Four years later, what does the campaign mean for these high school graduates?
As the students were about to graduate New Trier High School in June 2011, I sent them a brief survey from the Interfaith Housing Center to gauge the extent to which the experience stayed with them through high school. We sent the four-question survey out to the 39 students with a return envelope. We told them their identities would be kept confidential and responses only reported in the aggregate.
Eight students returned the survey, including the student who believes s/he came up with the idea “to acknowledge MLK’s presence in Winnetka.”
Several continue to reflect on the history, with one saying they learned “equal housing in Winnetka” is law “despite remaining lack of diversity.” Another wrote that the experience “made me appreciate [the] everyday relevance of historical relevance.”
Still another wrote: “I am more aware of people’s rights and when rights/rights protection is lacking. I may study civil rights in college.”
However, it was the experience of organizing more than the history itself that most resonated for these students, from “people skills and how to approach a stranger,” to fundraising, to petitioning, to “structure and plaque designing.” At least one student applied these skills at New Trier, “raising awareness and money for water and sanitation systems in Africa.”
Six of the eight students said that the most significant lesson they drew from the experience was the importance of persistence:
- It taught me to not give up on something because it’s hard – many people thought we couldn’t do it.
- Things that require lots of work and persistence are often very rewarding, possibly proportionately.
- I learned to be persistent when fighting for something you believe in.
They learned that dreams can be achieved through hard work:
- I learned that anything can be made possible, even when you’re a young 8th grade student.
- I learned that people tend to not really think outside themselves, individually and within groups, but once some do it, it can be infectious, for better or worse.
Ultimately, these students surprised themselves by their own accomplishment.
When knowledge of history and civil rights converge with relationship-building and grassroots activism, the experience can be transformative:

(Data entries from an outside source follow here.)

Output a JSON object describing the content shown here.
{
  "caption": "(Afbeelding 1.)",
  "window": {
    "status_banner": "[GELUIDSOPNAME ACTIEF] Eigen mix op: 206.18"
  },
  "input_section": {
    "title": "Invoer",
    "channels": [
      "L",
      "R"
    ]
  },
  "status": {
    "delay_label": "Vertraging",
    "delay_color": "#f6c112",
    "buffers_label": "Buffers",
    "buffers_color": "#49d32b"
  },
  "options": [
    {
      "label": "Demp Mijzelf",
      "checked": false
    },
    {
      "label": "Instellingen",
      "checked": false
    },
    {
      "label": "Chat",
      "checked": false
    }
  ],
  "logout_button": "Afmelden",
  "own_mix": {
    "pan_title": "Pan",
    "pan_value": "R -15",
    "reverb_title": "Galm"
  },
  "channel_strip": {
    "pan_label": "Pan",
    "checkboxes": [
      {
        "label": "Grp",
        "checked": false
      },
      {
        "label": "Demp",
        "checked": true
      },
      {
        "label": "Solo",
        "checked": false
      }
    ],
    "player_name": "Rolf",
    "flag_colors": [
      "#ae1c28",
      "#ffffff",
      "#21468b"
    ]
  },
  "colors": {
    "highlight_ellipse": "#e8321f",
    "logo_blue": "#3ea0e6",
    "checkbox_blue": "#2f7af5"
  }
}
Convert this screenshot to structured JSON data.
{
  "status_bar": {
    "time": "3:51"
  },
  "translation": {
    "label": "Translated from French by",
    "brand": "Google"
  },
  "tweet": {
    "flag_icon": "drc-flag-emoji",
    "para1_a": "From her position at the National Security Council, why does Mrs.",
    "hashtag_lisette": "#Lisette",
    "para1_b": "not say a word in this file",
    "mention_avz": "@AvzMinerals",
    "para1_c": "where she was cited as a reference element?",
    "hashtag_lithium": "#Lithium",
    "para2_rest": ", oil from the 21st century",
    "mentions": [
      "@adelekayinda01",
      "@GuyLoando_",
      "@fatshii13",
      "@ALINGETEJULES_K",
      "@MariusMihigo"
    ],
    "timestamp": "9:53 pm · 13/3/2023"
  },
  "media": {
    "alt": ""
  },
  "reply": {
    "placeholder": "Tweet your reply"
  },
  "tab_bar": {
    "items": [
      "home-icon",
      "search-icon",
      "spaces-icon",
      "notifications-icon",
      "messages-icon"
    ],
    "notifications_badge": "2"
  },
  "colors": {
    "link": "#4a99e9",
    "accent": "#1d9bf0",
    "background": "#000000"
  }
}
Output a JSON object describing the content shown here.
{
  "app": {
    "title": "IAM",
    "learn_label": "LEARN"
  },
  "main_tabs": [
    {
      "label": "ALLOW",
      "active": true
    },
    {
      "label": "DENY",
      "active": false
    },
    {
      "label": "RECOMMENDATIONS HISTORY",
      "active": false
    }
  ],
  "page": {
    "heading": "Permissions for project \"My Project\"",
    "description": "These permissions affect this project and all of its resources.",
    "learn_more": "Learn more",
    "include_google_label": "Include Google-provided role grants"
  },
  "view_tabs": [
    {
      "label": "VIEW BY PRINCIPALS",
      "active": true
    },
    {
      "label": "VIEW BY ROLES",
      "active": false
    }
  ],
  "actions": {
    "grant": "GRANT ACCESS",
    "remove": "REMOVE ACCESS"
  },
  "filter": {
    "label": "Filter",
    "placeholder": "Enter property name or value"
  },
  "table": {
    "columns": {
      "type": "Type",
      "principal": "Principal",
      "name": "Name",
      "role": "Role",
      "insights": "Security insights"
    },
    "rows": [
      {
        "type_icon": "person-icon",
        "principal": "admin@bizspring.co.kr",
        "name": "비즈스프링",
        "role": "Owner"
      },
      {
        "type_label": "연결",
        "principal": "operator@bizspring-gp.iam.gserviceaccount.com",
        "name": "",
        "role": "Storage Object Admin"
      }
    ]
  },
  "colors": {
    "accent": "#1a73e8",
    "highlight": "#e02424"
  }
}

- The campaign for the monument was a great learning experience that influenced my values and thoughts.
- To this day, you can see the product of our labor on the Village Green. Dr. King’s commemorative plaque stands on a marble pedestal for all to see.
- Firstly, my teacher, Ms. Gigiolio, deserves major kudos for turning our idea into a reality. Secondly, I am honored to have been a part of the MLK campaign and to this day, I still tell people about what my social studies class accomplished. There are just not enough words to describe what this whole experience has meant to me!
- It was all worth it.